The women and men gathered for a training on trauma and resilience were recovery counselors and social workers, charter-school teachers and prison administrators. But to Stephen Paesani, the child and adolescent training specialist who was leading the session, every person in the room was a potential protective factor in a child’s life.
“When a child experiences adversity or trauma, he goes into the fight-or-flight stance,” Paesani explained. “That’s going to impact brain development. “But no matter what happens, all of you can be the agents for resilience.”

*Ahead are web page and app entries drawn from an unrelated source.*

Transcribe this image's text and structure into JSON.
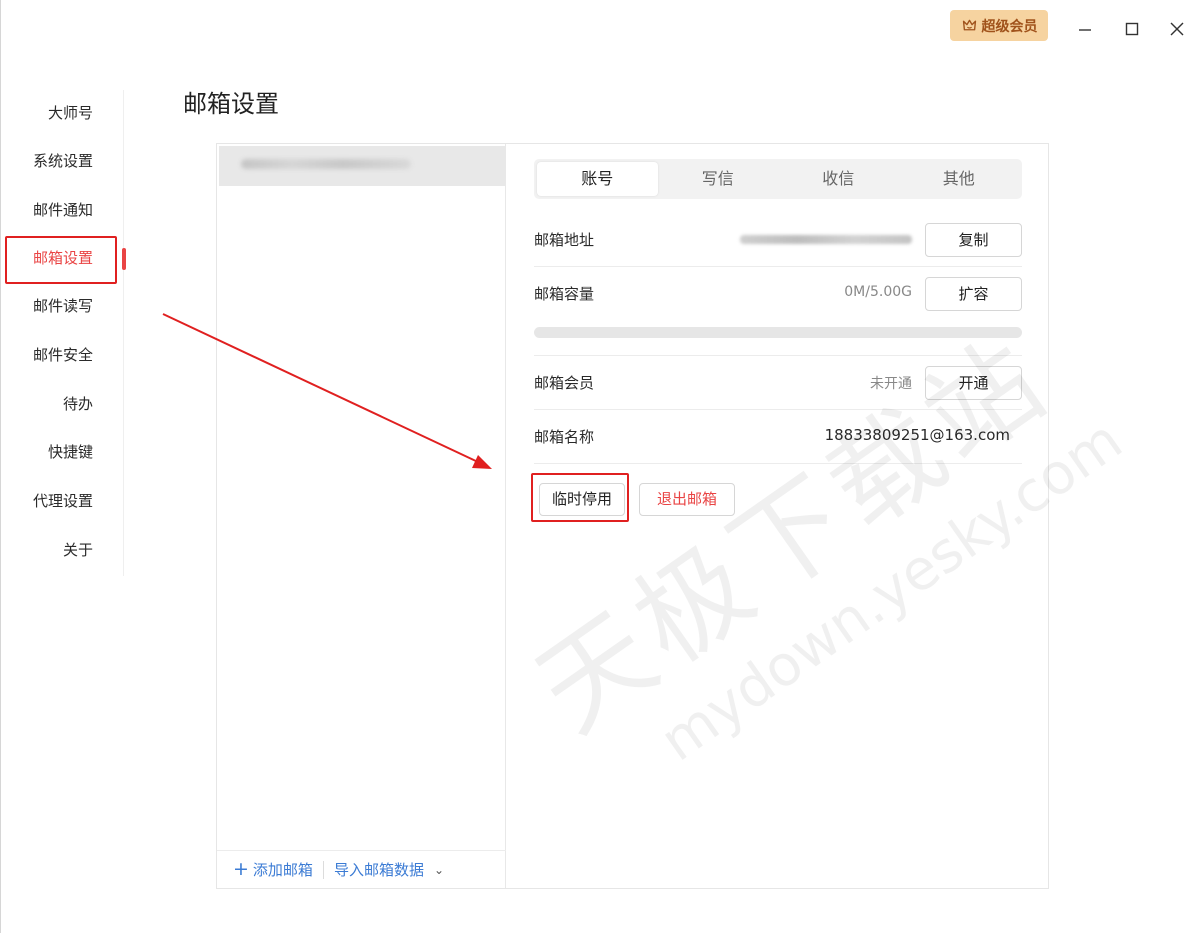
{
  "titlebar": {
    "vip_label": "超级会员",
    "icons": [
      "crown-icon",
      "minimize-icon",
      "maximize-icon",
      "close-icon"
    ]
  },
  "sidebar": {
    "items": [
      {
        "label": "大师号"
      },
      {
        "label": "系统设置"
      },
      {
        "label": "邮件通知"
      },
      {
        "label": "邮箱设置",
        "active": true
      },
      {
        "label": "邮件读写"
      },
      {
        "label": "邮件安全"
      },
      {
        "label": "待办"
      },
      {
        "label": "快捷键"
      },
      {
        "label": "代理设置"
      },
      {
        "label": "关于"
      }
    ]
  },
  "page": {
    "title": "邮箱设置"
  },
  "accounts": {
    "footer": {
      "add_label": "添加邮箱",
      "import_label": "导入邮箱数据"
    }
  },
  "tabs": [
    {
      "label": "账号",
      "active": true
    },
    {
      "label": "写信"
    },
    {
      "label": "收信"
    },
    {
      "label": "其他"
    }
  ],
  "settings": {
    "address": {
      "label": "邮箱地址",
      "button": "复制"
    },
    "capacity": {
      "label": "邮箱容量",
      "value": "0M/5.00G",
      "button": "扩容",
      "used_fraction": 0
    },
    "membership": {
      "label": "邮箱会员",
      "value": "未开通",
      "button": "开通"
    },
    "name": {
      "label": "邮箱名称",
      "value": "18833809251@163.com"
    }
  },
  "actions": {
    "pause": "临时停用",
    "quit": "退出邮箱"
  },
  "watermark": {
    "cn": "天极下载站",
    "url": "mydown.yesky.com"
  },
  "colors": {
    "accent_red": "#e94444",
    "link_blue": "#3b7bd4",
    "vip_bg": "#f6d3a0",
    "vip_text": "#a0521b"
  }
}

Paesani works for Philadelphia’s Behavioral Health Training and Education Network (BHTEN), which provides training to practitioners and community members, part of the city’s effort to infuse mental health and substance abuse services with principles of recovery, resilience and self-determination.
But BHTEN’s trainings are just one piece of the Philadelphia ACEs story. In this city of 1.5 million—a city rife with disparities of class, education and health, with pockets of multi-generational poverty and trickle-down trauma—the last decade has seen a steady effort to bring understanding of adversity, trauma and resilience to thousands of front-line workers, supervisors and administrators across the map of human services.
This work is not the result of a top-down initiative or a single funder’s vision for change. It is, instead, the gradual flowering of multiple seeds, planted by activist leaders in pediatrics, public health, behavioral health, child welfare, justice and education.
Today, Philadelphia is home to the ACE Task Force, a group of 50 practitioners intent on putting the knowledge of brain development, adversity and resilience to work in pediatric and primary care clinics, child abuse prevention networks and early childhood programs. The social network site ACEsConnection.com recently launched a Philadelphia group whose members share questions, successes and challenges.
And thanks to the Institute for Safe Families, with support from the Robert Wood Johnson Foundation, Philadelphia was the site of the first National Summit on ACEs in May 2013, attended by 160 physicians, academics, social workers and human service administrators. There, speakers called the ACEs movement “a revolution” in thinking about health and illness, human suffering and strength.
In Philadelphia, that revolution began even before the groundbreaking Centers for Disease Control Adverse Childhood Experiences Study (ACE Study) demonstrated the lifelong impact of early adversity.